How many families need federal food assistance due to soaring medical bills and lack of insurance?
October is Breast Cancer Awareness Month, and the White House was very aware today. There were pink ribbons festooning pillars, and staffers at every level were wearing pink lapel pins. First Lady Michelle Obama also wore a pink ribbon as she gave a speech about the dire need for health care reform to an audience of breast cancer survivors, activists, and Congressional leaders. The event was held in the Jacqueline Kennedy Garden, which was specifically chosen because many members of the Kennedy family, including the former First Lady herself, have battled cancer. (Above: Mrs. Obama)
“We have a health care system in this country that simply is not working for too many people with breast cancer and too many people who are surviving with breast cancer,” Mrs. Obama said. “It’s a system that only adds to the fear and stress that already comes with the disease.”

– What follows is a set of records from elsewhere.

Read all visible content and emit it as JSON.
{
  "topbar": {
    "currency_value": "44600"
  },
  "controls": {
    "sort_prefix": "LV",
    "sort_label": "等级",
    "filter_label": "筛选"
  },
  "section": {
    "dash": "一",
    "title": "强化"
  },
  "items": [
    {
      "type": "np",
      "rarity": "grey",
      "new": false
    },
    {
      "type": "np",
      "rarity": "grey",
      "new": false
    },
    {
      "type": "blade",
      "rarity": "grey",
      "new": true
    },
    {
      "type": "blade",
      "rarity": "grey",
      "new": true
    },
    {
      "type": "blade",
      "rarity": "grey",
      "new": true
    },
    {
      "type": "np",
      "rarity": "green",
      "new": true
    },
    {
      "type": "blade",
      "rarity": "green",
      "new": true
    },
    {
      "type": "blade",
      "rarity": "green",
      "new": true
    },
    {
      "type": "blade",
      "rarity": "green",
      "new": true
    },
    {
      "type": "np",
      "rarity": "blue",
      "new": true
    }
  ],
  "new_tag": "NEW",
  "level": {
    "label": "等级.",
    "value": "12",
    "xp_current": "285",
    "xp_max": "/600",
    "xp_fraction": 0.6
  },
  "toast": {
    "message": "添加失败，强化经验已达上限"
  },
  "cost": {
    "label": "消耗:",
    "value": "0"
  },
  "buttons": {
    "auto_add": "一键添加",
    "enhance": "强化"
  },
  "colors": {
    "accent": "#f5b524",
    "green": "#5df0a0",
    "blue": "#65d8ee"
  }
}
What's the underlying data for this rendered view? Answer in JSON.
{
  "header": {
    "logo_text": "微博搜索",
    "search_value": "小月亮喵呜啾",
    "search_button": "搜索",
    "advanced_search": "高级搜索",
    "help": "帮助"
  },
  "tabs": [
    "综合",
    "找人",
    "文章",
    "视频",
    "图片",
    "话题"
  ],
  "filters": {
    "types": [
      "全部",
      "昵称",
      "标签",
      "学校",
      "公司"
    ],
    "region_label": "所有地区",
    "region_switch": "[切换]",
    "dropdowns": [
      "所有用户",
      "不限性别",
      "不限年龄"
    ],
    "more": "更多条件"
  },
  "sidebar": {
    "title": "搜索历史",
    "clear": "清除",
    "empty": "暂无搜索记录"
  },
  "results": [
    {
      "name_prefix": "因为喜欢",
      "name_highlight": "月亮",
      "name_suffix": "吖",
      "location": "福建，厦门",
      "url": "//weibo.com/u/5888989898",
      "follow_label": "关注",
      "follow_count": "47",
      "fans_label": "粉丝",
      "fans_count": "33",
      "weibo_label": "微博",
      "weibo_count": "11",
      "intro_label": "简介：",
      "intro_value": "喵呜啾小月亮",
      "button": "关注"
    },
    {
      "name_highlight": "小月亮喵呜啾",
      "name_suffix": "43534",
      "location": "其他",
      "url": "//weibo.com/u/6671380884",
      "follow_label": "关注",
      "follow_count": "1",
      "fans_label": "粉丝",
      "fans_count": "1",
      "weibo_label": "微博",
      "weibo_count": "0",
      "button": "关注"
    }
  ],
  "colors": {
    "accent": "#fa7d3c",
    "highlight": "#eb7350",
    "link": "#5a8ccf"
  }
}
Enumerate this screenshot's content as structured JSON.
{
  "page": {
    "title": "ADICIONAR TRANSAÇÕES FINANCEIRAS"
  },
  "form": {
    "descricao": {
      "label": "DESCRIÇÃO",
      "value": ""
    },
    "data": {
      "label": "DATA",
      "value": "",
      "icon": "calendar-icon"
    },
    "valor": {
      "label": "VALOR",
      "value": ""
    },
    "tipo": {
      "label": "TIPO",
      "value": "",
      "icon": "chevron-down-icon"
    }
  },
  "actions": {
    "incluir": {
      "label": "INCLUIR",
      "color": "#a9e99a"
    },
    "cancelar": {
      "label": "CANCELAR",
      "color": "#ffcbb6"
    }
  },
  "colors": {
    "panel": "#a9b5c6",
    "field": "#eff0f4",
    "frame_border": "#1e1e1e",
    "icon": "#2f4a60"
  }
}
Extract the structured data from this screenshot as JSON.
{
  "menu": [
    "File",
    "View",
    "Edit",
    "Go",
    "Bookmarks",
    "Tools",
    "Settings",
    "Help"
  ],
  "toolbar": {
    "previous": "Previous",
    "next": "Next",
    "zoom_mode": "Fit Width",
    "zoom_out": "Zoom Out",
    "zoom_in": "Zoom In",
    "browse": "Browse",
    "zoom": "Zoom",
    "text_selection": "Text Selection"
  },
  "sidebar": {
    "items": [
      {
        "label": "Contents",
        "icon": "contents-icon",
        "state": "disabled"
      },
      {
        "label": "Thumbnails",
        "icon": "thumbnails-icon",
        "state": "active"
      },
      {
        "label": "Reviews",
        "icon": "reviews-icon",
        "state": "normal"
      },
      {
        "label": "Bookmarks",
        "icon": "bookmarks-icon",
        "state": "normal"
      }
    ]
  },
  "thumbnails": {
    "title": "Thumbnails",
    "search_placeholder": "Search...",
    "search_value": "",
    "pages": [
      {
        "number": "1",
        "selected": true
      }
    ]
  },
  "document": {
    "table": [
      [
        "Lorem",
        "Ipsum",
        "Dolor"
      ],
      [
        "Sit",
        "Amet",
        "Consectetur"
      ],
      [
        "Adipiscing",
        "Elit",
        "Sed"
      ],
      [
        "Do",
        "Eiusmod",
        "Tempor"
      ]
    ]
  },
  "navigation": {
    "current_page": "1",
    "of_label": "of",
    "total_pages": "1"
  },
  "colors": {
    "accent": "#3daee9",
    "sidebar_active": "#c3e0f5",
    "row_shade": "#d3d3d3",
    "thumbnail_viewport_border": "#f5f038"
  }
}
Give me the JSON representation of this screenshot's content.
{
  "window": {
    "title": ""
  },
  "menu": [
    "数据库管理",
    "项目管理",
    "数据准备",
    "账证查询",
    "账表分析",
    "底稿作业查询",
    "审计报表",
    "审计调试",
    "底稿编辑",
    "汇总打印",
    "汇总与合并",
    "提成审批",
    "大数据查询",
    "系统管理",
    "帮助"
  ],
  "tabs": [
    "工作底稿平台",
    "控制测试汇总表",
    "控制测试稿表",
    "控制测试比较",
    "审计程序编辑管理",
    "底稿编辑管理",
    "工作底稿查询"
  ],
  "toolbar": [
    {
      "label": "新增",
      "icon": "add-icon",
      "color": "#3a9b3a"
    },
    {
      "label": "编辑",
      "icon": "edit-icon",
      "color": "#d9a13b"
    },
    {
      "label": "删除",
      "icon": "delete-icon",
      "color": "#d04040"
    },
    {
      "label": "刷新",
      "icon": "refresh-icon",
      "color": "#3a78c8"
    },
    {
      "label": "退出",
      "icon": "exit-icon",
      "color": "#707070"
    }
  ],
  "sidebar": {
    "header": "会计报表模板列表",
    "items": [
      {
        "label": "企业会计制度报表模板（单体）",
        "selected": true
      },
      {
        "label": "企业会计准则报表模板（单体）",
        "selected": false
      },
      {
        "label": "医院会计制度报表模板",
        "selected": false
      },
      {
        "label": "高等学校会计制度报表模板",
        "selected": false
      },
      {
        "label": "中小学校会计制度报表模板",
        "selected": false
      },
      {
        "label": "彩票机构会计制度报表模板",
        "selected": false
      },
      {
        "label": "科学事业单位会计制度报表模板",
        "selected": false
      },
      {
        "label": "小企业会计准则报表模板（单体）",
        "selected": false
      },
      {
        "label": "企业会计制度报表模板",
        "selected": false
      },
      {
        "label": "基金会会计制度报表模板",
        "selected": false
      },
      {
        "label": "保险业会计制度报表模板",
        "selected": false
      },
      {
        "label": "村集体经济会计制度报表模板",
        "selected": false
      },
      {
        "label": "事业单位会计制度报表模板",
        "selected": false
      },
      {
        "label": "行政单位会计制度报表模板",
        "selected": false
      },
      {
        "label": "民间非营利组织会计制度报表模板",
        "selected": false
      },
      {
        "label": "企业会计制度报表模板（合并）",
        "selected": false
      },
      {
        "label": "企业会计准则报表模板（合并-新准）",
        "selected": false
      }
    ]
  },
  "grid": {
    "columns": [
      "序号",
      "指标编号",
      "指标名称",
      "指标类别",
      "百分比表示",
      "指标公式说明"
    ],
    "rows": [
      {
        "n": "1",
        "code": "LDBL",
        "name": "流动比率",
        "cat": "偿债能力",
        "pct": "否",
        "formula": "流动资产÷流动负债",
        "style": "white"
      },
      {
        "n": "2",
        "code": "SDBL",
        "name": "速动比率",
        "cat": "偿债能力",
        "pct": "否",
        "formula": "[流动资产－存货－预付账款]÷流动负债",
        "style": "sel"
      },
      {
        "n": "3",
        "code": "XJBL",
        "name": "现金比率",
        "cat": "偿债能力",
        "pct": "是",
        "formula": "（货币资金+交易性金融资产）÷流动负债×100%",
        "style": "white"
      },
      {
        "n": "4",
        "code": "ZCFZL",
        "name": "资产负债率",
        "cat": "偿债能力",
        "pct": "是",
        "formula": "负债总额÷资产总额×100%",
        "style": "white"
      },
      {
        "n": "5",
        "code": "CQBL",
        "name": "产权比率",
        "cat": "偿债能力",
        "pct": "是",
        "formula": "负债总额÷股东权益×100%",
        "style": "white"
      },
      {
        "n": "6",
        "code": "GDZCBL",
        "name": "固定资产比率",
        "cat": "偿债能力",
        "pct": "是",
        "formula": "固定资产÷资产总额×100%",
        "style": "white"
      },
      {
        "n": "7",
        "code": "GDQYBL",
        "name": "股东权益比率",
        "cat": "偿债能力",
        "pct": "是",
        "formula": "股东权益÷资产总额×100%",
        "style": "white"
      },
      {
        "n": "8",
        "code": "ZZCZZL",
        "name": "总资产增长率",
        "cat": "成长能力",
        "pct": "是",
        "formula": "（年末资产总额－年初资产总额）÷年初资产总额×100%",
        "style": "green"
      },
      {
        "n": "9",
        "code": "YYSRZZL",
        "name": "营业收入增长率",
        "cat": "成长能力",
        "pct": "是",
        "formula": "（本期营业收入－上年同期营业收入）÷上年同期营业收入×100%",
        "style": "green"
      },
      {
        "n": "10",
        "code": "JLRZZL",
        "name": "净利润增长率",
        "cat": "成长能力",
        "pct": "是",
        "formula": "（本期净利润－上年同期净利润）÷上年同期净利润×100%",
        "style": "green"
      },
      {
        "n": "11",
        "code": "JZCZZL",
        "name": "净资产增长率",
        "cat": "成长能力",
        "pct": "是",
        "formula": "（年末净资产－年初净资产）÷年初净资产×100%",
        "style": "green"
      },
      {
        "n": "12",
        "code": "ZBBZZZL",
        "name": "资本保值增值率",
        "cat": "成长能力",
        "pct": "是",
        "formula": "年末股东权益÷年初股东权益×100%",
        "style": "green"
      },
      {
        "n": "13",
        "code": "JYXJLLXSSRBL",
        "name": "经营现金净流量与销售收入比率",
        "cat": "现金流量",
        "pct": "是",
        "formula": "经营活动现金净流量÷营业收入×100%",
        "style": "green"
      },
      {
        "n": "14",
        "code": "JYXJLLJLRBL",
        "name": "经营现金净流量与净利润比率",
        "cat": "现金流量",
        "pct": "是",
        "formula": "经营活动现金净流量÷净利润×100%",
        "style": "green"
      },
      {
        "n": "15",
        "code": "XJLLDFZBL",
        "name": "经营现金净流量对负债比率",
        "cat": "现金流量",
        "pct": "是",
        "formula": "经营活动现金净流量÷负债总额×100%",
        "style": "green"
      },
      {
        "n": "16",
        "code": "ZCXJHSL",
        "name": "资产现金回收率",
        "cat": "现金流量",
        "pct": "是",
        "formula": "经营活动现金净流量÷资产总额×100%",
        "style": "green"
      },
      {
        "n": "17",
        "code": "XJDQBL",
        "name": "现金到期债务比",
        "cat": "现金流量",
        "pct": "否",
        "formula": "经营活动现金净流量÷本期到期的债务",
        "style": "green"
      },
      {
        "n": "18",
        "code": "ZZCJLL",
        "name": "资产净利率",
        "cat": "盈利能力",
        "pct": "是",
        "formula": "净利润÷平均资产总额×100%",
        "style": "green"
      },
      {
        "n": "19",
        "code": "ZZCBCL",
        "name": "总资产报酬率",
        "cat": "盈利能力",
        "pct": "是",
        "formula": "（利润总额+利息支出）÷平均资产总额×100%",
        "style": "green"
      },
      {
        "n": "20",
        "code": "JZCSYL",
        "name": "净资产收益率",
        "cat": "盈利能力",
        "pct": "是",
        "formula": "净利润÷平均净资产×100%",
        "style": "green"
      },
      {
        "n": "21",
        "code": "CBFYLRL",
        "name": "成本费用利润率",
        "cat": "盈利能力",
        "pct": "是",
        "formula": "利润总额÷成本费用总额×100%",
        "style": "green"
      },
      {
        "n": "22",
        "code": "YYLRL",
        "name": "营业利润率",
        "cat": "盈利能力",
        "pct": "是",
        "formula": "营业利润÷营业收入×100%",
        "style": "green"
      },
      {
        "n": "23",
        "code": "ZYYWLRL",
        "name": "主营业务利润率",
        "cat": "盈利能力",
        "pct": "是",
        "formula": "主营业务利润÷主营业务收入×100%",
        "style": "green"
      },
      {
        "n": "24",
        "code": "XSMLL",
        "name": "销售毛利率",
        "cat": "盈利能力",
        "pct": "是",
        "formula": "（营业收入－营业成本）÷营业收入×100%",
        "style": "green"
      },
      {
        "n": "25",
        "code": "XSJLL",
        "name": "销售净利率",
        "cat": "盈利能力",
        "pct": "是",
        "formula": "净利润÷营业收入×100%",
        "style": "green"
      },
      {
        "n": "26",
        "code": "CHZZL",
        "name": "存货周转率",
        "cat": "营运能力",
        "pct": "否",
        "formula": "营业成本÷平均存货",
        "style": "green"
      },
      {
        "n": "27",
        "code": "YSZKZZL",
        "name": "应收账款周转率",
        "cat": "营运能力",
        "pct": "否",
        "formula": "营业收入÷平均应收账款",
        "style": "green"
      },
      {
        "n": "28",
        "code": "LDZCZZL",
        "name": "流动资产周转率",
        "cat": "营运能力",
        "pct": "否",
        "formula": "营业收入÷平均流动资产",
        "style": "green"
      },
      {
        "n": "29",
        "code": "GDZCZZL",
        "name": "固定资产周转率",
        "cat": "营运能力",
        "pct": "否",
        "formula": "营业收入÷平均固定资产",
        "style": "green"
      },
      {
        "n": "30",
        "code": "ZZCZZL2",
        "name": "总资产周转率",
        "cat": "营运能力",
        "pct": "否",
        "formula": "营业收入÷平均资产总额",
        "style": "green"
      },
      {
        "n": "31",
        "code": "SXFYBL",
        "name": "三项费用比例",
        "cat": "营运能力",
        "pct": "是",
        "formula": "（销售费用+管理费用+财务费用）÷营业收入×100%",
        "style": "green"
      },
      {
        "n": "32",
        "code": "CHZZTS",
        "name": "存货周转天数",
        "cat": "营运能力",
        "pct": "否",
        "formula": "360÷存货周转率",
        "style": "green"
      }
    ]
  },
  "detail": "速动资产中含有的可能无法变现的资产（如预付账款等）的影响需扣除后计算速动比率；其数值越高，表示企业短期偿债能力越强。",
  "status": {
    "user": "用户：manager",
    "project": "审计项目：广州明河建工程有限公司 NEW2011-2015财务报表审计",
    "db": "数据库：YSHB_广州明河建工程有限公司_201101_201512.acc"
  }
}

Behind Mrs. Obama onstage, there were nods from breast cancer survivors and Jill Biden, the vice-president's wife, who started a breast cancer education program in Delaware after discovering that her four closest friends had the disease. Before Mrs. Obama's remarks, each of the survivors spoke movingly about their own battles with the disease, as well as about how it had led to financial ruin for their families when treatment costs soared and they became uninsurable. (Above: Mrs. Obama, with Mrs. Biden at right)
Mrs. Obama noted that the health care legislation supported by the President and his allies in Congress will help women with breast cancer by barring insurers from denying coverage because of pre-existing conditions, and it will cap out-of-pocket expenses.
“That’s why it is so critically important that we finally reform our health care system that is causing so much heartache for so many people affected by this disease,” Mrs. Obama said. "In this country, getting sick shouldn't mean going bankrupt."
Mrs. Obama didn't mention food issues during her speech, although her Food Initiative Coordinator, assistant chef Sam Kass, was wearing a bright pink tie as he watched Mrs. Obama from the back of the crowded garden. But there are all kinds of food issues entwined with surviving cancer--or with going bankrupt/becoming impoverished from paying medical bills, and these can dramatically elevate "the fear and stress" Mrs. Obama mentioned. For instance, many medical treatments save the patient's life, but ravage the body, and make the need for the most nutritious foods hypercritical. But these kinds of foods can't be afforded if high medical bills consume family economies. And all week, both the White House and USDA were focused on federal nutrition assistance programs. Today's event would have been an excellent opportunity to point out how many cancer patients and survivors--and people with other illnessess--wind up needing government assistance for food because their health care expenses have left them too poor to buy groceries. Also, many people who need health care don't seek treatment because they don't have insurance, and then wind up too sick to work, and eventually they, too, seek federal nutrition assistance because they can't afford food for their families.
The health care debate is also about gender bias: Women pay more than men for health insurance, and despite that, many critical preventative screenings, such as mammograms, aren't even covered. When you consider that almost half of all families are headed by a single mother, it's even easier to see the connection between health care reform and federal nutrition assistance. Women are already acutely underserved by the health insurance industry, and it's easy to argue that without health care reform even more women and their families will need to use federal feeding programs. Thank goodness the federal feeding programs exist--but it's a terrible state of affairs when families have to take advantage of them because they've become impoverished from medical bills.
"Now is the time," Mrs. Obama said. She was surrounded by cancer survivors as she left the podium, and stood in the garden for a long time, speaking with survivors and handing out hugs. One of the recipients was Rep. Debbie Wasserman Schultz (D-Fla), who at age 42 was elected to her third Congressional term while battling breast cancer. A mother of three, she underwent seven different surgeries, and has introduced breast cancer legislation. Read more about Rep. Schultz here. (Photo: Rep. Schultz at the event, with one of her children)
*Photos by Obama Fodoorama